2024 Medicare: Important Updates

People holding up 2024 sign, alerting people of 2024 Medicare changes

Last month, the Centers for Medicare and Medicaid Services (CMS) announced the new 2024 Medicare premiums, deductibles, and cost-sharing amounts. These new numbers will impact all Medicare beneficiaries, so it’s important to adjust your budget now to be prepared for the new year. We’ve got you covered.

Medicare Part A Changes

Medicare Part A offers hospital or inpatient coverage when you stay at a hospital or skilled nursing facility.

Most beneficiaries don’t pay a premium for Part A. A current premium, that is. When you worked and paid taxes, part of that money was going toward your future Part A premium. As long as you or your spouse paid taxes for 40 quarters, you’ll enjoy premium-free Part A. Almost all beneficiaries fall into this category.

However, if you haven’t met that requirement, you’re still allowed to purchase Part A. Your premium will depend on how many of the 40 credits you have. You’ll fall into one of two premiums.

  • 30 quarters or more: $278 per month
  • Less than 30 quarters: $505 per month

The 2024 Part A premiums aren’t much different than they are today. In fact, the lower amount stayed the same, and the full Part A premium actually dropped by $1.

Premiums aren’t the only thing we have to consider. Part A also has a deductible, which applies to every benefit period, not the calendar year. You may have more than one benefit period each year, assuming you’re hospitalized multiple times. The Part A deductible will increase from $1,600 to $1,632 in 2024.

While that is a hefty number, the good news is that for hospitalizations, Part A covers the first 60 days at no cost to you. You’ll begin paying on day 61. 

  • Day 61 – Day 90: $408 per day
  • Lifetime Reserve Day: $816

Each beneficiary has 60 lifetime reserve days. Once those are gone, you’ll be responsible for the full cost of each day. This is just one reason why we recommend our clients enroll in a Medigap plan or a Medicare Advantage plan.

Skilled nursing facilities have slightly different cost-sharing amounts. Part A only covers the first 20 days at no charge. Then, you’ll pay $204 per day from day 21 through day 100.

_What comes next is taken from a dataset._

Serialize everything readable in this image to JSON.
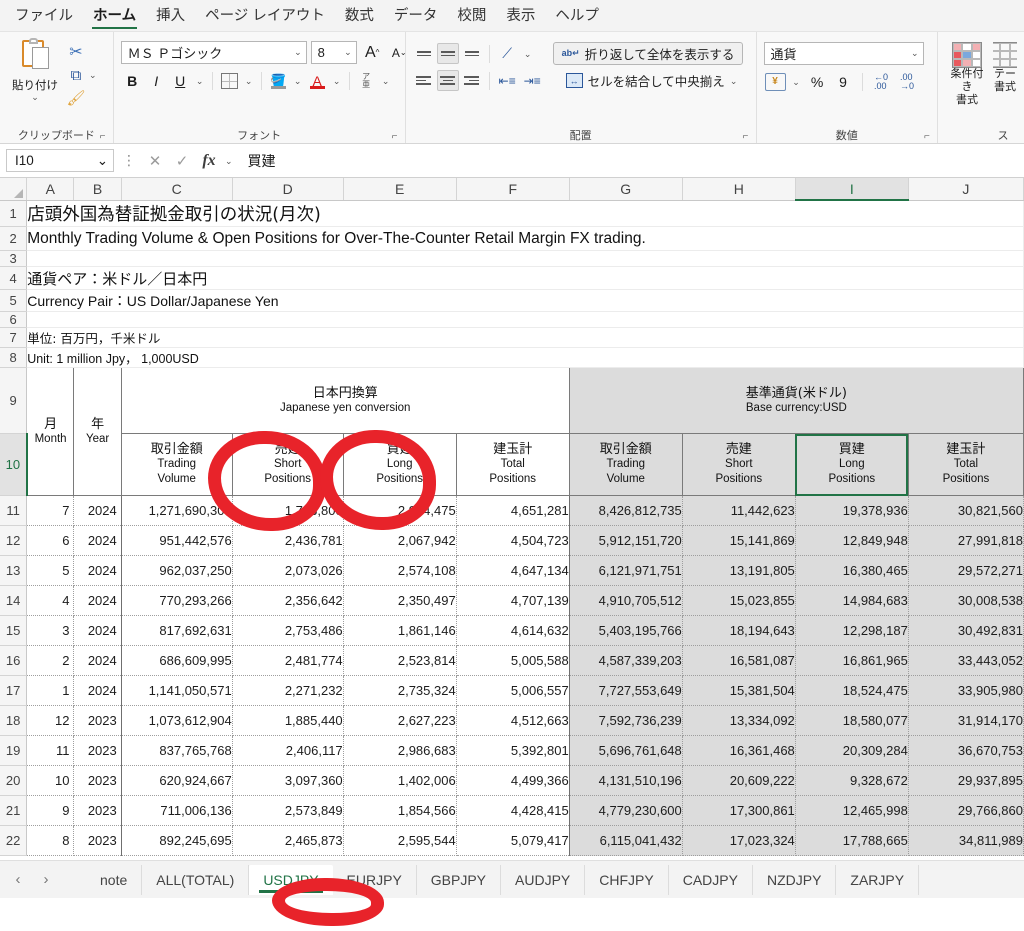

Medicare Part B Changes

Part B is your outpatient or medical insurance. It covers outpatient services like visits to your doctor, imaging, lab tests, surgeries, preventive care services, and more.

Part B does come with a monthly premium that nearly all beneficiaries must pay. (Those who qualify for Medicaid may not be responsible for certain Medicare costs, such as the Part B premium.) CMS has set the 2024 Part B premium at $174.40, up from $164.90 in 2023. The Part B deductible also increased a total of $14, coming in at $240 for 2024.

Some Medicare beneficiaries (about 8% of all enrollees) will actually pay a higher Part B premium. Individuals and couples who earn high incomes will be subject to IRMAA, the Income-Related Monthly Adjustment Amount. IRMAA is tacked onto your Part B and Part D premiums.

Your income from two years ago will be used to determine if you owe IRMAA. For the 2024 Part B premium, the government will look at your income from 2022. There are several IRMAA thresholds, so your premium may vary from the standard of $174.40 all the way up to the full amount of $419.30.

sign with "time for change" written on it, alerting of 2024 Medicare changes

Medicare Part D Changes

Part D is how Medicare beneficiaries get their prescription drug coverage. You can enroll in a stand-alone Part D plan or have one included in your Medicare Advantage plan. (Medicare Advantage plans with prescription drug coverage are often called MAPD plans.)

CMS does not set a standard Part D premium since Part D plans are run by private insurance companies. Each individual chooses a Part D plan based on their current prescriptions. Part D plans, coverage, and premiums can vary by region.

We mentioned earlier that IRMAA also applies to Part D. If you owe IRMAA for Part B, you’ll also owe it for Part D since the government uses the same income thresholds. You can have anywhere from $12.90 to $81 added to your Part D premium. This amount is paid to the Medicare program, not the private insurance company.

CMS does set the standard Part D deductible. Insurance carriers can choose to use the standard amount or a lower amount if they please. The 2024 Part D deductible will be $545, an increase of $40 from 2023.

The coverage phases will also change. Part D is often the cause of most of the confusion when it comes to Medicare, and the coverage phases are often to blame. 

The first phase is the deductible phase. Once you’ve met the $545 deductible in 2024, you’ll enter the second phase, initial coverage. You’ll stay in phase two until you and your plan have spent a total of $5,030, at which point you’ll enter the Medicare donut hole. You can get out of the donut hole and into catastrophic coverage when you’ve spent a total of $8,000. During the final phase of coverage, you will not have any cost-sharing responsibility, which is a new change coming in 2024.

If you have questions about the 2024 Medicare changes, don’t hesitate to reach out to your advisor at Carolina Senior Benefits.